- Problems tied to the issue discussed at a recent hearing include the high cost to recycle cathode ray tubes (CRT) due to their lead and CRT’s poor marketability. What's further taxing municipalities is that the state law helps manufacturers provide free recycling with mail-back programs.
- New York’s Association of Counties is calling on the state’s Department of Environmental Conservation (DEC) to require manufacturers to pay into e-waste recycling, year-round, according to the AP. Eugene Leff of DEC said the agency plans to develop regulations and subsidize reimbursements to municipalities for some of what they have paid into e-waste recycling so far.
E-waste is one of the fastest growing waste types in the U.S., and globally the market is projected to grow to $5.04 billion by 2020. But electronics are not cheap to process. Compounding the problem is illegal dumping and the fact that manufacturers have incentives that enable them to shirk some of the cost.
The accumulating supply of CRT is not helping municipalities to keep up. When New York’s e-waste law was being developed, authorities underestimated the volume of this difficult- and expensive-to-recycle material, said Stephen Acquario, executive director of the New York State Association of Counties.
"This raises serious problems since the act only requires manufacturers to collect a certain volume of e-waste each year based on faulty estimates," he said. "Once the goal is met, manufacturers have little incentive to pay e-waste recyclers for additional material."
Meanwhile, Delaware County projects it will foot a $90,000 bill to properly dispose of e-waste in general.
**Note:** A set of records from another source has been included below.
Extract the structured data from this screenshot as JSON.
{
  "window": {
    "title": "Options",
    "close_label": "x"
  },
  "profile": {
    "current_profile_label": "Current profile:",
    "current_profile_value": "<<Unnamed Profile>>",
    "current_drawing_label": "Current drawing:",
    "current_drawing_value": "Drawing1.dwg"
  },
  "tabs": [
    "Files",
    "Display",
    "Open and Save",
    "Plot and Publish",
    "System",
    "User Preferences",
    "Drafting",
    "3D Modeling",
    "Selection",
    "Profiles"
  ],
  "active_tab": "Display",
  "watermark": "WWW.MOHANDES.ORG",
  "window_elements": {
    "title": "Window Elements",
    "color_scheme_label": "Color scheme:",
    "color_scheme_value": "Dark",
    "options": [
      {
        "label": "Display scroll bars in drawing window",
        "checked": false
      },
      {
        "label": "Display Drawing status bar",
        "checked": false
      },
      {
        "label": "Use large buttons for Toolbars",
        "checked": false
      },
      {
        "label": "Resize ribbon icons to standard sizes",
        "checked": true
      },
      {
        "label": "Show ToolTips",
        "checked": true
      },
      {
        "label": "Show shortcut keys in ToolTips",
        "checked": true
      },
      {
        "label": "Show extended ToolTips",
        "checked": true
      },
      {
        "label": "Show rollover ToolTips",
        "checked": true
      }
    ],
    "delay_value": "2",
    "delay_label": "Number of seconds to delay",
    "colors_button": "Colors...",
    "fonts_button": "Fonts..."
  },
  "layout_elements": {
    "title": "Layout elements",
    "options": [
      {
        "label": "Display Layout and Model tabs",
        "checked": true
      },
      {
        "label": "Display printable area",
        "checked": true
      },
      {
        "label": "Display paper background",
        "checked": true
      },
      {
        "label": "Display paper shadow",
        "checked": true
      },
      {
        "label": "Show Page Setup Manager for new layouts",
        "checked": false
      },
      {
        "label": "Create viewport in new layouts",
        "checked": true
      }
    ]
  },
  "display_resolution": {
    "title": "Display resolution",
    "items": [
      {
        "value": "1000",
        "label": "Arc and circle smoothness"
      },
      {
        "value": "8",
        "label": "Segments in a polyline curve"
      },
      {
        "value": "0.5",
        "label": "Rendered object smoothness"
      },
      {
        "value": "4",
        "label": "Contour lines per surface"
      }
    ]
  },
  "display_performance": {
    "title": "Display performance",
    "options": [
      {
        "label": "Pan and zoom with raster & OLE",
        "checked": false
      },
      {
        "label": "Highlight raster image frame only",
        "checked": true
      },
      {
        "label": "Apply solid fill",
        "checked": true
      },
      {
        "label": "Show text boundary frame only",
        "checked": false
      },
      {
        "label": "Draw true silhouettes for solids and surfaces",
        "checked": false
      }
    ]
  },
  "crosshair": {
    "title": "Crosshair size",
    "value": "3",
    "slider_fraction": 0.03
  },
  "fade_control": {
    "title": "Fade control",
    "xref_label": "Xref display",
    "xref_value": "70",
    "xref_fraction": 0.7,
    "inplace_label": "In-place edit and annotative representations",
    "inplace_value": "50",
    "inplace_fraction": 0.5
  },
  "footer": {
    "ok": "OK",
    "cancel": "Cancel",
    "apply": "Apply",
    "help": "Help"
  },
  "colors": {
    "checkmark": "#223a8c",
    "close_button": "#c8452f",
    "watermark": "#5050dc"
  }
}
Cattaraugus and Niagara Counties each invested $60,000 in 2015. And Madison County pays $33,000 a year.